I moved to LA the fall the #MeToo movement began. At first, it baffled me that men like Harvey Weinstein had gotten away with sexual abuse and assault for years without being reported. Yet as women came forward with their own stories, bystanders began speaking publicly about assailants whose behavior they had known about for decades. These were the people who had created a system of protection around assailants, and passively condoned the abuse of women. 

The stories from these enablers compelled me to stare at the mirror and question my own relationship to complicity. When I was in school, I heard stories about my best friend sexually harassing people I knew. I’m ashamed to say I struggled to listen to them. I didn’t want to hear about my friend this way. I faced the decision and condemned his behavior, but survivors must be believed. I want more men to listen. 

In films like The Tale and The Light of the Moon, female filmmakers are addressing sexual assault from a perspective I could never occupy as a storyteller. I think if men want to tell stories about a system of hate against women, they must unflinchingly ask why men enable each other’s abusive behavior. 

A still from  No Comment  ,  featuring Henita Telo as Abigail.

A still from No Comment, featuring Henita Telo as Abigail.

Over a real-time press junket interview, No Comment takes the viewer into the mind of a man who didn't listen. A reporter named Abigail, unable to interview an allegedly assaultive director, questions the director's star and close friend Robert Grainger. Using claustrophobic portrayal of space and dissonant sound design, the film blurs the lines between their trainwreck of an interview and Robert's anxieties coming to life. He’s pushed down his guilty conscience. Abigail has come to pull it out of him.

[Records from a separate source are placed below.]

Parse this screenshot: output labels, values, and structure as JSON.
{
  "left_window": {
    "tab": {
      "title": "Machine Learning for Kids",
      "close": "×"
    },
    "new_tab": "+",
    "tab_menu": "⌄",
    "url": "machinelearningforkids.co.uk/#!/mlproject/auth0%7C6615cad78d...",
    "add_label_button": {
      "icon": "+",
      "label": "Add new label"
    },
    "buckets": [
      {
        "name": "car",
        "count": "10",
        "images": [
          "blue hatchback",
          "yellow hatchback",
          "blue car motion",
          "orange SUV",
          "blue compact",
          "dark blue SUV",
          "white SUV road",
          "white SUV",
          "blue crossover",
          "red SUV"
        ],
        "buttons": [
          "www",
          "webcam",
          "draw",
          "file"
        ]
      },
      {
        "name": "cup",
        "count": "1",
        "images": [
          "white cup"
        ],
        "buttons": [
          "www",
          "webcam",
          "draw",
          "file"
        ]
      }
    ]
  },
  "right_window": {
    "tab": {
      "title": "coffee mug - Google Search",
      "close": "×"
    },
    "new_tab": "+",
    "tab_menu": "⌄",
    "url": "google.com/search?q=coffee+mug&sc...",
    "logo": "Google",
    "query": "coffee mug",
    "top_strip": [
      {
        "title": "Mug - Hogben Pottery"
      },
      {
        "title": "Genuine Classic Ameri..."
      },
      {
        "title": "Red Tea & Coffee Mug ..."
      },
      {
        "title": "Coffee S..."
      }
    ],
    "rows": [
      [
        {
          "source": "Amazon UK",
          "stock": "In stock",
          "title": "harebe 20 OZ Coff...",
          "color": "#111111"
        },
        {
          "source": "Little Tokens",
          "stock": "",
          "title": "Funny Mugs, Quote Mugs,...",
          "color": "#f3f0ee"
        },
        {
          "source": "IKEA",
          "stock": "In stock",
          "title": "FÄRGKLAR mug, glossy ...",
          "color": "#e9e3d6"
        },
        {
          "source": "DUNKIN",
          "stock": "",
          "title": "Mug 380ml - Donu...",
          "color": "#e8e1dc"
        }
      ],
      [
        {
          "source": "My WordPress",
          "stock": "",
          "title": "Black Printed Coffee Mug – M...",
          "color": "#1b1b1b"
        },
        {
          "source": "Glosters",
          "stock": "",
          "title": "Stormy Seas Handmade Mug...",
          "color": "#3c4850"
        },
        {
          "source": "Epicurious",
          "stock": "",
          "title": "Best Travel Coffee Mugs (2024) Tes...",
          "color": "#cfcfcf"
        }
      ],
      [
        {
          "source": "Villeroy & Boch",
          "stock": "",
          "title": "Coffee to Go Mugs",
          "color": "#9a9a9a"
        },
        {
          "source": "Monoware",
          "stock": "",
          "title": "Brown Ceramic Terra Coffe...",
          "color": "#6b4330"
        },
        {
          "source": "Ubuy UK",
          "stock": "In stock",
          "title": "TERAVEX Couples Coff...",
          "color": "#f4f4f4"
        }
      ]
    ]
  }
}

I wanted No Comment to feel like an excavation; to reflect the corrupting silence of men who support abusers, magnified to a degree only possible on film. It’s a story about what happens when men fail to stand up for what's right.

No Comment will premiere on a festival run in 2020. If you are interested in programming the film, email me at the link below.

A still from  No Comment  ,  featuring Robert Lewis Stephenson as Robert Grainger.

A still from No Comment, featuring Robert Lewis Stephenson as Robert Grainger.